  21. Cognitive Model For any one to revise a cognitive model is, as you well know, a difficult undertaking. Principle tasks of the therapist I believe to be: • Encouraging and enabling the patient to explore his cognitive models. • Helping the patient recognize the cognitive models he is actually utilizing. • Helping him trace how he has come to have them, which I believe to have been in large measure due to his having accepted what his parents have constantly told him – both about themselves and about himself.

  22. Cognitive Model, cont. d) Encouraging him to review the models in light of both of their history and also of the degree to which they correspond to his own first-hand experience of himself and his parents. e) Helping him recognize the sanctions his parents have used to insist that he adopt their model and not his own. Only after this process has been gone through many times are the revised models likely to be stable. (From: V. Guidano, Complexity of the Self, 1987)

  23. Positive Resolution Trauma must always be resolved in order to be put in proper perspective. Resolution may be positive, negative or functional. A positive resolution occurs when the adult is able to process the trauma in a realistic way, experiencing whatever levels of pain, anger, or loss are elicited by a clear memory of the event. The person perceives the event accurately, and does not feel irrationally responsible for having caused it. The person is able to understand that the experience occurred in the past, and no longer feels devastated by the memory of the event, as if it were a clear and recurring danger in the present. Above all, the person does not feel compelled to repeat the event, either consciously or unconsciously. Adults who have experienced a positive resolution generally feel that they are in control.

  24. Breaking The Trauma Bond: Re-Empowerment Breaking the Trauma Bond Requires: • Accurate memory of childhood traumas. • Not distorting the events. • Placing responsibility for abuse and neglect on those responsible. • Combining the adult’s reasoning capacity to reexamine the child’s perceptions at the time and then revise the child’s perceptions. • To examine the core belief systems which were established on the basis of the childhood events and make them reality-based with regard to revised perceptions. • Expressing the emotions never expressed as a child. • Expressing the adult emotions of sadness and anger directed at the people who hurt you. • Work through the strong emotions to a point where one does not want either revenge or parental acceptance. • Reestablish a relationship with one’s inner child, based on survivorship and compassion. • Establish and redefine relationships with adults such that they are not reactive or similar to early relationships. • Establish boundaries with others from a non-victim stance based on mutual respect, compassion and egalitarianism. • Learn tools for healthy expression of intimacy, sensuality and sexuality.
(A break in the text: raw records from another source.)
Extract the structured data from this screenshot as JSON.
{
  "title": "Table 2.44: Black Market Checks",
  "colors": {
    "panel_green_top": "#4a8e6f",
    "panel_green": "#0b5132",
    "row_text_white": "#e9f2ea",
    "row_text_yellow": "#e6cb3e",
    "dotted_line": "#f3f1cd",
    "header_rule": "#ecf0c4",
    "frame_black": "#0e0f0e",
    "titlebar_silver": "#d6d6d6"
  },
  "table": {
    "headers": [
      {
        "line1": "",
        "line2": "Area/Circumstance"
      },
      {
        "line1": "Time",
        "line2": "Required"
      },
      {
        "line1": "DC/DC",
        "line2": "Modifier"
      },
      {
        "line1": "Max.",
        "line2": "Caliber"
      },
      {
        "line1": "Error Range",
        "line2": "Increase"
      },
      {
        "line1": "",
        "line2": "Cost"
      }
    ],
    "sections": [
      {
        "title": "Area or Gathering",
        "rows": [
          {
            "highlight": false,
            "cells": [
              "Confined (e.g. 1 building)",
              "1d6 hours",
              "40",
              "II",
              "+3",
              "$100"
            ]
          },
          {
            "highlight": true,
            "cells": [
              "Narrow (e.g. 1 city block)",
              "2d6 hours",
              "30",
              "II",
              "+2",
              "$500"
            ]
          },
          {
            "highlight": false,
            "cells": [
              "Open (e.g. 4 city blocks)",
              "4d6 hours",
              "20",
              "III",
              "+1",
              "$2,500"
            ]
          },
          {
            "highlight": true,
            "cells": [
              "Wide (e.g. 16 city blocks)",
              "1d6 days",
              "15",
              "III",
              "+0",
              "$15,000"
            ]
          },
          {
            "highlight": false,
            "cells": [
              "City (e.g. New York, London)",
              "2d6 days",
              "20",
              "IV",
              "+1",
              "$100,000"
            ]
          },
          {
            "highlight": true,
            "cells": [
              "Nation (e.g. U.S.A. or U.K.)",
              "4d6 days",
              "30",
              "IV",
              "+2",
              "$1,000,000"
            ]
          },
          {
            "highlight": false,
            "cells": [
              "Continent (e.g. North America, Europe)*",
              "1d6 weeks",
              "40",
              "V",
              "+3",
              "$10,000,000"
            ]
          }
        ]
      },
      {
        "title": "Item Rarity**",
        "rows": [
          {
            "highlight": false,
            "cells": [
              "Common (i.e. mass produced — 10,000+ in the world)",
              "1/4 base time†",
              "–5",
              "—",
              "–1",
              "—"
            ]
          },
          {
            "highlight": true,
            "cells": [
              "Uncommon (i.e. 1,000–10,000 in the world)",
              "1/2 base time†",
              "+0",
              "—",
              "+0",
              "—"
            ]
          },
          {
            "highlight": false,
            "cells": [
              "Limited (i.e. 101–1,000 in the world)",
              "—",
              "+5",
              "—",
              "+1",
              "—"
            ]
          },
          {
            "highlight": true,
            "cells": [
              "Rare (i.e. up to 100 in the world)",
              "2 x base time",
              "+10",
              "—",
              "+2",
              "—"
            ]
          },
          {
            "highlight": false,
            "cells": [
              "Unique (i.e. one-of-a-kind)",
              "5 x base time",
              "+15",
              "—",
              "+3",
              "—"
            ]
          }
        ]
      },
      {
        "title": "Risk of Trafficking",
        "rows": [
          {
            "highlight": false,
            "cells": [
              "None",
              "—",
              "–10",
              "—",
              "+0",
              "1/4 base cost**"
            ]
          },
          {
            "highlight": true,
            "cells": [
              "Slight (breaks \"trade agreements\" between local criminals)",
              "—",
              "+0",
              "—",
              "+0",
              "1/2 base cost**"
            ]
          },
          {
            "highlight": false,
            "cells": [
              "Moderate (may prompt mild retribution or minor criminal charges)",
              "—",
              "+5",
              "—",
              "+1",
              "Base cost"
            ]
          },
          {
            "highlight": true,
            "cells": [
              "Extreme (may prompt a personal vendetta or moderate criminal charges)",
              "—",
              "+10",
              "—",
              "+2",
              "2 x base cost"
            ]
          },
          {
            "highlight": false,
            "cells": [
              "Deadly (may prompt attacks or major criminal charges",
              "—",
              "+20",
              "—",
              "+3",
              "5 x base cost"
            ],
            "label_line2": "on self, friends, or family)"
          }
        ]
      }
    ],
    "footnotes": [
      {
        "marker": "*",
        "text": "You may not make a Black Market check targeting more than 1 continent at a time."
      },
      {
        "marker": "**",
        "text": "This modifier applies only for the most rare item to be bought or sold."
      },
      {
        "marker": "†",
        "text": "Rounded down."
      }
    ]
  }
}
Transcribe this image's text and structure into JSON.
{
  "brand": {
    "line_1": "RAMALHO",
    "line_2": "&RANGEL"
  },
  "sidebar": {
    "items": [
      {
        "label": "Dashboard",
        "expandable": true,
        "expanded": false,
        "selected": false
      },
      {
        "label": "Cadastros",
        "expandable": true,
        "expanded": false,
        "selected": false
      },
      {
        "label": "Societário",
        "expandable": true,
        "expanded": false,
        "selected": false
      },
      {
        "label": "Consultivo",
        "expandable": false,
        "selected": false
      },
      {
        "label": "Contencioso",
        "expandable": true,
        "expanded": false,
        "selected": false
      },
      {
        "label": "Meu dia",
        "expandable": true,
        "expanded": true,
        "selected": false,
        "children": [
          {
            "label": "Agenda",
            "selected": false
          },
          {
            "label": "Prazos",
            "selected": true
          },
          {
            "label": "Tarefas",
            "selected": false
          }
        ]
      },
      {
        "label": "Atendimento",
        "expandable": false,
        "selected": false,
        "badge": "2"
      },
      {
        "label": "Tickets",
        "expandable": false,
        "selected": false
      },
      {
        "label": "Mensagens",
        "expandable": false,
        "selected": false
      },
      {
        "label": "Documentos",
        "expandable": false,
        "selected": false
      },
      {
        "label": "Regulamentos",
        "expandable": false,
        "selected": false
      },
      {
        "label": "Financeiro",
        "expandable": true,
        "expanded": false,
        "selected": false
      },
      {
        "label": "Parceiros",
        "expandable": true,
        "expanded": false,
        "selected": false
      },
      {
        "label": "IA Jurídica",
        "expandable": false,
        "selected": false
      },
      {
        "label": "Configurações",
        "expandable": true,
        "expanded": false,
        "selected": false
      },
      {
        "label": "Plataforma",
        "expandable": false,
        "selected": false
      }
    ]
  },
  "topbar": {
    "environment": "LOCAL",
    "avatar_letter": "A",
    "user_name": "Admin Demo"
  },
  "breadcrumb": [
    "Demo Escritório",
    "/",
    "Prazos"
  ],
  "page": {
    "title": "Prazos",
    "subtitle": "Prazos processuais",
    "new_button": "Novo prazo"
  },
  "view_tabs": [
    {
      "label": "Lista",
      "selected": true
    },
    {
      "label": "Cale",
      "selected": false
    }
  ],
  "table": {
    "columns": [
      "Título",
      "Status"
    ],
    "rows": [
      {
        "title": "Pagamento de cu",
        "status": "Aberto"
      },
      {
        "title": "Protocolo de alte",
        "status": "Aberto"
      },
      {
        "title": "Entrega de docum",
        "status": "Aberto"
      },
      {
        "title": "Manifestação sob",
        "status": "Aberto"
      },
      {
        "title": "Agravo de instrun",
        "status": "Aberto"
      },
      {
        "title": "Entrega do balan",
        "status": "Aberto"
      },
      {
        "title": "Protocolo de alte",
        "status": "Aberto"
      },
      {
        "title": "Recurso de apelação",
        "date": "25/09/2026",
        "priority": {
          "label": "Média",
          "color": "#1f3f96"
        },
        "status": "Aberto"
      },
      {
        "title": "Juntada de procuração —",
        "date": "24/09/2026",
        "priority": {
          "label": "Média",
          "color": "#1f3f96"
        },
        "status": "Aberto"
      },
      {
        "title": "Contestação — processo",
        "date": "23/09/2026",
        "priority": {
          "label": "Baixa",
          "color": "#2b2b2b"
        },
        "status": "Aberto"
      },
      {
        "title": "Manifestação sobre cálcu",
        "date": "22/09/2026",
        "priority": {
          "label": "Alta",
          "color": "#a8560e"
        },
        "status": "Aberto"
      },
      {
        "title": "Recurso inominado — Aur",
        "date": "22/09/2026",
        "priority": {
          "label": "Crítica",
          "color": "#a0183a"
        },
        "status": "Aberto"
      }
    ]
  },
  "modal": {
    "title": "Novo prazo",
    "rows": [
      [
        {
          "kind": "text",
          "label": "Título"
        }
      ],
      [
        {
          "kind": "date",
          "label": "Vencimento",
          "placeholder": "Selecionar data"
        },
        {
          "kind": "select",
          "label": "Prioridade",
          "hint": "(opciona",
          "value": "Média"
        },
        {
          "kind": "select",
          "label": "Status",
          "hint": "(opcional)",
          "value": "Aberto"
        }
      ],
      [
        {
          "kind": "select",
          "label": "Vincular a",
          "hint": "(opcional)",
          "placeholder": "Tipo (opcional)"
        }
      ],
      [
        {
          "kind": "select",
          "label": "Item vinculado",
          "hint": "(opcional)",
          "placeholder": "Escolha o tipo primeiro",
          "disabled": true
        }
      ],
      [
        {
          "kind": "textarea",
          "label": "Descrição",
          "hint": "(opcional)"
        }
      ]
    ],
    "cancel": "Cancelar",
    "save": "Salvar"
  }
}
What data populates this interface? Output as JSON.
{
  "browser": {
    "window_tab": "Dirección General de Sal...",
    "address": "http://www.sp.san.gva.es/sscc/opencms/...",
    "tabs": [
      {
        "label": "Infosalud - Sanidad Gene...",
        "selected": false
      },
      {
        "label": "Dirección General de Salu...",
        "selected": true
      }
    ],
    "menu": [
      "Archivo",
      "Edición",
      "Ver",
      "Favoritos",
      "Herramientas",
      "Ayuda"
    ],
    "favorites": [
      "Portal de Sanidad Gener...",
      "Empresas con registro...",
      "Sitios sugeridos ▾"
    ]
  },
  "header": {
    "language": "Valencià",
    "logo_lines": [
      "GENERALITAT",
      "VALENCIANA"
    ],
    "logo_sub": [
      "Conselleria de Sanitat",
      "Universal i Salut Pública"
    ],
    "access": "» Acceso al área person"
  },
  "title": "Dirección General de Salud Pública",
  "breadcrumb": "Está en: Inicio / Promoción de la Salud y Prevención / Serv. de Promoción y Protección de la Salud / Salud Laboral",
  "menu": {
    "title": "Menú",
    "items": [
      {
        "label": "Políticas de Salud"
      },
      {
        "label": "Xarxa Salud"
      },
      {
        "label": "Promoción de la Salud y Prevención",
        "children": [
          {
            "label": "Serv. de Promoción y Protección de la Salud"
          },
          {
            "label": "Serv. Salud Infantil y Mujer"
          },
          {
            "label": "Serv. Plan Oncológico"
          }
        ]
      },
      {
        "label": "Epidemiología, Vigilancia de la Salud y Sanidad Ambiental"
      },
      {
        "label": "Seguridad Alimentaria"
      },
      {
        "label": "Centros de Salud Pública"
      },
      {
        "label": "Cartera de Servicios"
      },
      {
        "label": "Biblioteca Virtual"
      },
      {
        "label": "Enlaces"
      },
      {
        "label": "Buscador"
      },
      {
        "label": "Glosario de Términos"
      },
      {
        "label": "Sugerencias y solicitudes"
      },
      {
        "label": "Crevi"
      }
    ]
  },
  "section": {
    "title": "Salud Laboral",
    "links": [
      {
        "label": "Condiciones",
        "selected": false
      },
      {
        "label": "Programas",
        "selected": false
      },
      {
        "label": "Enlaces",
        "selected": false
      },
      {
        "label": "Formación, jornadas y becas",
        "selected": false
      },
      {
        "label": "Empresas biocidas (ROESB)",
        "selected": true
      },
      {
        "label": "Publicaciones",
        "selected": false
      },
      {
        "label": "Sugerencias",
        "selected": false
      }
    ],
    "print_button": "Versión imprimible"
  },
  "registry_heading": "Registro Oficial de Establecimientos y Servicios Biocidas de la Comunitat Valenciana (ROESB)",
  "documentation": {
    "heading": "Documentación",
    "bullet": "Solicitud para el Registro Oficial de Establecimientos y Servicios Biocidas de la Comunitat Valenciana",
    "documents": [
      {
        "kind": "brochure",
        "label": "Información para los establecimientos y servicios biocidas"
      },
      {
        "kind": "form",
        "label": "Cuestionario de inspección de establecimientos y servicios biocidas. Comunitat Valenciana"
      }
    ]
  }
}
  25. “Be patient toward all that is unsolved in your life. Learn to love the questions themselves, until some distant day, without your knowing, you will have lived into the answers.” -Ranier Maria Rilke